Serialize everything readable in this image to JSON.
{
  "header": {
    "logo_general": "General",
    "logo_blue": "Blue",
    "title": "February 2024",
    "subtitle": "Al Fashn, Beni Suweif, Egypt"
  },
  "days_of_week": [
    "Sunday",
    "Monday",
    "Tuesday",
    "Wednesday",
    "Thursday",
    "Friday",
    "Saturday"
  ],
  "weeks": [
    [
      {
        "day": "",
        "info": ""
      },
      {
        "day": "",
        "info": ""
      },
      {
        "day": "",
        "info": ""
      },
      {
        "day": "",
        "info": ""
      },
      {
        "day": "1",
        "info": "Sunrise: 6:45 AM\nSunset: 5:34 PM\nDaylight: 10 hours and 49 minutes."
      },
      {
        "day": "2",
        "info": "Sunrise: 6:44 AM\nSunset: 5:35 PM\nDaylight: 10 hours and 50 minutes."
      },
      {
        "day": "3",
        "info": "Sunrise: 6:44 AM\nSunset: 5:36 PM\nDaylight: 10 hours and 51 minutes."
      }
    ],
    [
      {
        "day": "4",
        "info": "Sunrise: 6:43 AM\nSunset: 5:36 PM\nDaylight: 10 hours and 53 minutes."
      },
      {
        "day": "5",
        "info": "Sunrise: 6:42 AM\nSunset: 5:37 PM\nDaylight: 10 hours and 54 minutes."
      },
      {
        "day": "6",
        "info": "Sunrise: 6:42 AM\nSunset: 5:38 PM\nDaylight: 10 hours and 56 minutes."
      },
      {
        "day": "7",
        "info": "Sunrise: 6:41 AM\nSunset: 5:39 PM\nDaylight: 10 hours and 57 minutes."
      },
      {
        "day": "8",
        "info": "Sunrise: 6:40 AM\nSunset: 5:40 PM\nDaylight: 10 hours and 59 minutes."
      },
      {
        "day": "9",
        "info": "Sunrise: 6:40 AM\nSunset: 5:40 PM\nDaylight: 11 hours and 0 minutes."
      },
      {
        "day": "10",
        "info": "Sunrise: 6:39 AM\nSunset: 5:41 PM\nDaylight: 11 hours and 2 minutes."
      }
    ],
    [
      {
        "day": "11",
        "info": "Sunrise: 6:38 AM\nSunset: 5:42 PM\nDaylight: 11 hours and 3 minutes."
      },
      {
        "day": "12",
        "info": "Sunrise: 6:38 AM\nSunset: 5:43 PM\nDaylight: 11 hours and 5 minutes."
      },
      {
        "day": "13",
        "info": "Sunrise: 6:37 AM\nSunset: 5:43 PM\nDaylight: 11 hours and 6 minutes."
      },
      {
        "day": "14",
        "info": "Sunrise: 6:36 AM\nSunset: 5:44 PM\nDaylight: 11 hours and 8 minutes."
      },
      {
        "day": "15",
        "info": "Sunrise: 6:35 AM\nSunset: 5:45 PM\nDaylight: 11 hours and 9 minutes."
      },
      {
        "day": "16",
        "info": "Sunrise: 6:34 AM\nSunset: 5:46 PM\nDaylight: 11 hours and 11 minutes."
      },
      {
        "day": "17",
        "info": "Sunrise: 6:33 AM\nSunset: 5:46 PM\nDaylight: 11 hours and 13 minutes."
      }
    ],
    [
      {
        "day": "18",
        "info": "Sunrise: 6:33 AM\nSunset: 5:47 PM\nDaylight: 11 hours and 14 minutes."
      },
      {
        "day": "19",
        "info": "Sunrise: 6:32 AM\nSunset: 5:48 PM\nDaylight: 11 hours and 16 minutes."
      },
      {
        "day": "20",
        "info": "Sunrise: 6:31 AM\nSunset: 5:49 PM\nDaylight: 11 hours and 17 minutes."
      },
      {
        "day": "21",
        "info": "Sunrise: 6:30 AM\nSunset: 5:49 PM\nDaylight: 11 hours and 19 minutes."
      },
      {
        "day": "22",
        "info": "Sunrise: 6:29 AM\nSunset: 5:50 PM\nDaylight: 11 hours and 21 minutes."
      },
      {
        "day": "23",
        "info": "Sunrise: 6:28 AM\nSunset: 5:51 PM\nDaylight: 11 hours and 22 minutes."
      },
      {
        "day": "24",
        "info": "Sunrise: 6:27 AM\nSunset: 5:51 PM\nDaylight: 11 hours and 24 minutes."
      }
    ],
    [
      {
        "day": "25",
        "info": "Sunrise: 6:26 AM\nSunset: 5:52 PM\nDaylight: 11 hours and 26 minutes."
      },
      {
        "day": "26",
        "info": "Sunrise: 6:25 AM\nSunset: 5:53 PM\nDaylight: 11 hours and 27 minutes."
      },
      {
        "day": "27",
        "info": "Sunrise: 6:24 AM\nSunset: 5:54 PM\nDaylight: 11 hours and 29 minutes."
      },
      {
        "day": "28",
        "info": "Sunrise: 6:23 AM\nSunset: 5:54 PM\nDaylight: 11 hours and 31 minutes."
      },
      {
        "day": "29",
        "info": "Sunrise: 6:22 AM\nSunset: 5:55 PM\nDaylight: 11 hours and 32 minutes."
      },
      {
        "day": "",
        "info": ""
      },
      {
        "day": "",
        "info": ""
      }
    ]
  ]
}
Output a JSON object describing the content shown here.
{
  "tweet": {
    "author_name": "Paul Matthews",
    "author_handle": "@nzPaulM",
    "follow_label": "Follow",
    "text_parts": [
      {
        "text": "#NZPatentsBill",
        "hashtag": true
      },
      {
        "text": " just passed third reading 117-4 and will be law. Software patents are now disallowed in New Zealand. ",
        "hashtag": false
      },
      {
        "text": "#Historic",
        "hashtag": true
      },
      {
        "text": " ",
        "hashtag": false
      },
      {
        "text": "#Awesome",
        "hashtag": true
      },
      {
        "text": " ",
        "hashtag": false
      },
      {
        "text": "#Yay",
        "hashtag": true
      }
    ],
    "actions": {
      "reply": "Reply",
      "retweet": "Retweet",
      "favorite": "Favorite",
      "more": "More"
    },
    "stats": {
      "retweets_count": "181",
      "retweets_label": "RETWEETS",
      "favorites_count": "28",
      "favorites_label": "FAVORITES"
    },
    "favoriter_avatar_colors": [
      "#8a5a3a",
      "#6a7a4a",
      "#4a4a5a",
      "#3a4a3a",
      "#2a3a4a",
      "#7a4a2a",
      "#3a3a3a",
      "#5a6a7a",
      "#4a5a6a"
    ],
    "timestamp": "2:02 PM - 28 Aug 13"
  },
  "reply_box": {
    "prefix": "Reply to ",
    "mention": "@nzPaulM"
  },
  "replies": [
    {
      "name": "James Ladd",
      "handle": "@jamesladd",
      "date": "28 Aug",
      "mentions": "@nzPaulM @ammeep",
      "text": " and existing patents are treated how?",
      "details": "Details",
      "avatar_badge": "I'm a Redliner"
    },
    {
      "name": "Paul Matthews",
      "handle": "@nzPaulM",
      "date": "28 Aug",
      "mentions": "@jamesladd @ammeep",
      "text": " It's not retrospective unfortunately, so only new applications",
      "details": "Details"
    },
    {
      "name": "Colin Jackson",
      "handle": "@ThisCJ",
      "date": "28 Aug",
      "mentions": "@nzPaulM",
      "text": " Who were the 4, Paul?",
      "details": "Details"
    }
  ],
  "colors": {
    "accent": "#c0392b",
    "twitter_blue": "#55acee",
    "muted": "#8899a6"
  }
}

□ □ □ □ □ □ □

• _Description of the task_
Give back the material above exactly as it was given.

• _The answer_
Serialize everything readable in this image to JSON.
{
  "header": {
    "logo_general": "General",
    "logo_blue": "Blue",
    "title": "February 2024",
    "subtitle": "Al Fashn, Beni Suweif, Egypt"
  },
  "days_of_week": [
    "Sunday",
    "Monday",
    "Tuesday",
    "Wednesday",
    "Thursday",
    "Friday",
    "Saturday"
  ],
  "weeks": [
    [
      {
        "day": "",
        "info": ""
      },
      {
        "day": "",
        "info": ""
      },
      {
        "day": "",
        "info": ""
      },
      {
        "day": "",
        "info": ""
      },
      {
        "day": "1",
        "info": "Sunrise: 6:45 AM\nSunset: 5:34 PM\nDaylight: 10 hours and 49 minutes."
      },
      {
        "day": "2",
        "info": "Sunrise: 6:44 AM\nSunset: 5:35 PM\nDaylight: 10 hours and 50 minutes."
      },
      {
        "day": "3",
        "info": "Sunrise: 6:44 AM\nSunset: 5:36 PM\nDaylight: 10 hours and 51 minutes."
      }
    ],
    [
      {
        "day": "4",
        "info": "Sunrise: 6:43 AM\nSunset: 5:36 PM\nDaylight: 10 hours and 53 minutes."
      },
      {
        "day": "5",
        "info": "Sunrise: 6:42 AM\nSunset: 5:37 PM\nDaylight: 10 hours and 54 minutes."
      },
      {
        "day": "6",
        "info": "Sunrise: 6:42 AM\nSunset: 5:38 PM\nDaylight: 10 hours and 56 minutes."
      },
      {
        "day": "7",
        "info": "Sunrise: 6:41 AM\nSunset: 5:39 PM\nDaylight: 10 hours and 57 minutes."
      },
      {
        "day": "8",
        "info": "Sunrise: 6:40 AM\nSunset: 5:40 PM\nDaylight: 10 hours and 59 minutes."
      },
      {
        "day": "9",
        "info": "Sunrise: 6:40 AM\nSunset: 5:40 PM\nDaylight: 11 hours and 0 minutes."
      },
      {
        "day": "10",
        "info": "Sunrise: 6:39 AM\nSunset: 5:41 PM\nDaylight: 11 hours and 2 minutes."
      }
    ],
    [
      {
        "day": "11",
        "info": "Sunrise: 6:38 AM\nSunset: 5:42 PM\nDaylight: 11 hours and 3 minutes."
      },
      {
        "day": "12",
        "info": "Sunrise: 6:38 AM\nSunset: 5:43 PM\nDaylight: 11 hours and 5 minutes."
      },
      {
        "day": "13",
        "info": "Sunrise: 6:37 AM\nSunset: 5:43 PM\nDaylight: 11 hours and 6 minutes."
      },
      {
        "day": "14",
        "info": "Sunrise: 6:36 AM\nSunset: 5:44 PM\nDaylight: 11 hours and 8 minutes."
      },
      {
        "day": "15",
        "info": "Sunrise: 6:35 AM\nSunset: 5:45 PM\nDaylight: 11 hours and 9 minutes."
      },
      {
        "day": "16",
        "info": "Sunrise: 6:34 AM\nSunset: 5:46 PM\nDaylight: 11 hours and 11 minutes."
      },
      {
        "day": "17",
        "info": "Sunrise: 6:33 AM\nSunset: 5:46 PM\nDaylight: 11 hours and 13 minutes."
      }
    ],
    [
      {
        "day": "18",
        "info": "Sunrise: 6:33 AM\nSunset: 5:47 PM\nDaylight: 11 hours and 14 minutes."
      },
      {
        "day": "19",
        "info": "Sunrise: 6:32 AM\nSunset: 5:48 PM\nDaylight: 11 hours and 16 minutes."
      },
      {
        "day": "20",
        "info": "Sunrise: 6:31 AM\nSunset: 5:49 PM\nDaylight: 11 hours and 17 minutes."
      },
      {
        "day": "21",
        "info": "Sunrise: 6:30 AM\nSunset: 5:49 PM\nDaylight: 11 hours and 19 minutes."
      },
      {
        "day": "22",
        "info": "Sunrise: 6:29 AM\nSunset: 5:50 PM\nDaylight: 11 hours and 21 minutes."
      },
      {
        "day": "23",
        "info": "Sunrise: 6:28 AM\nSunset: 5:51 PM\nDaylight: 11 hours and 22 minutes."
      },
      {
        "day": "24",
        "info": "Sunrise: 6:27 AM\nSunset: 5:51 PM\nDaylight: 11 hours and 24 minutes."
      }
    ],
    [
      {
        "day": "25",
        "info": "Sunrise: 6:26 AM\nSunset: 5:52 PM\nDaylight: 11 hours and 26 minutes."
      },
      {
        "day": "26",
        "info": "Sunrise: 6:25 AM\nSunset: 5:53 PM\nDaylight: 11 hours and 27 minutes."
      },
      {
        "day": "27",
        "info": "Sunrise: 6:24 AM\nSunset: 5:54 PM\nDaylight: 11 hours and 29 minutes."
      },
      {
        "day": "28",
        "info": "Sunrise: 6:23 AM\nSunset: 5:54 PM\nDaylight: 11 hours and 31 minutes."
      },
      {
        "day": "29",
        "info": "Sunrise: 6:22 AM\nSunset: 5:55 PM\nDaylight: 11 hours and 32 minutes."
      },
      {
        "day": "",
        "info": ""
      },
      {
        "day": "",
        "info": ""
      }
    ]
  ]
}
Output a JSON object describing the content shown here.
{
  "tweet": {
    "author_name": "Paul Matthews",
    "author_handle": "@nzPaulM",
    "follow_label": "Follow",
    "text_parts": [
      {
        "text": "#NZPatentsBill",
        "hashtag": true
      },
      {
        "text": " just passed third reading 117-4 and will be law. Software patents are now disallowed in New Zealand. ",
        "hashtag": false
      },
      {
        "text": "#Historic",
        "hashtag": true
      },
      {
        "text": " ",
        "hashtag": false
      },
      {
        "text": "#Awesome",
        "hashtag": true
      },
      {
        "text": " ",
        "hashtag": false
      },
      {
        "text": "#Yay",
        "hashtag": true
      }
    ],
    "actions": {
      "reply": "Reply",
      "retweet": "Retweet",
      "favorite": "Favorite",
      "more": "More"
    },
    "stats": {
      "retweets_count": "181",
      "retweets_label": "RETWEETS",
      "favorites_count": "28",
      "favorites_label": "FAVORITES"
    },
    "favoriter_avatar_colors": [
      "#8a5a3a",
      "#6a7a4a",
      "#4a4a5a",
      "#3a4a3a",
      "#2a3a4a",
      "#7a4a2a",
      "#3a3a3a",
      "#5a6a7a",
      "#4a5a6a"
    ],
    "timestamp": "2:02 PM - 28 Aug 13"
  },
  "reply_box": {
    "prefix": "Reply to ",
    "mention": "@nzPaulM"
  },
  "replies": [
    {
      "name": "James Ladd",
      "handle": "@jamesladd",
      "date": "28 Aug",
      "mentions": "@nzPaulM @ammeep",
      "text": " and existing patents are treated how?",
      "details": "Details",
      "avatar_badge": "I'm a Redliner"
    },
    {
      "name": "Paul Matthews",
      "handle": "@nzPaulM",
      "date": "28 Aug",
      "mentions": "@jamesladd @ammeep",
      "text": " It's not retrospective unfortunately, so only new applications",
      "details": "Details"
    },
    {
      "name": "Colin Jackson",
      "handle": "@ThisCJ",
      "date": "28 Aug",
      "mentions": "@nzPaulM",
      "text": " Who were the 4, Paul?",
      "details": "Details"
    }
  ],
  "colors": {
    "accent": "#c0392b",
    "twitter_blue": "#55acee",
    "muted": "#8899a6"
  }
}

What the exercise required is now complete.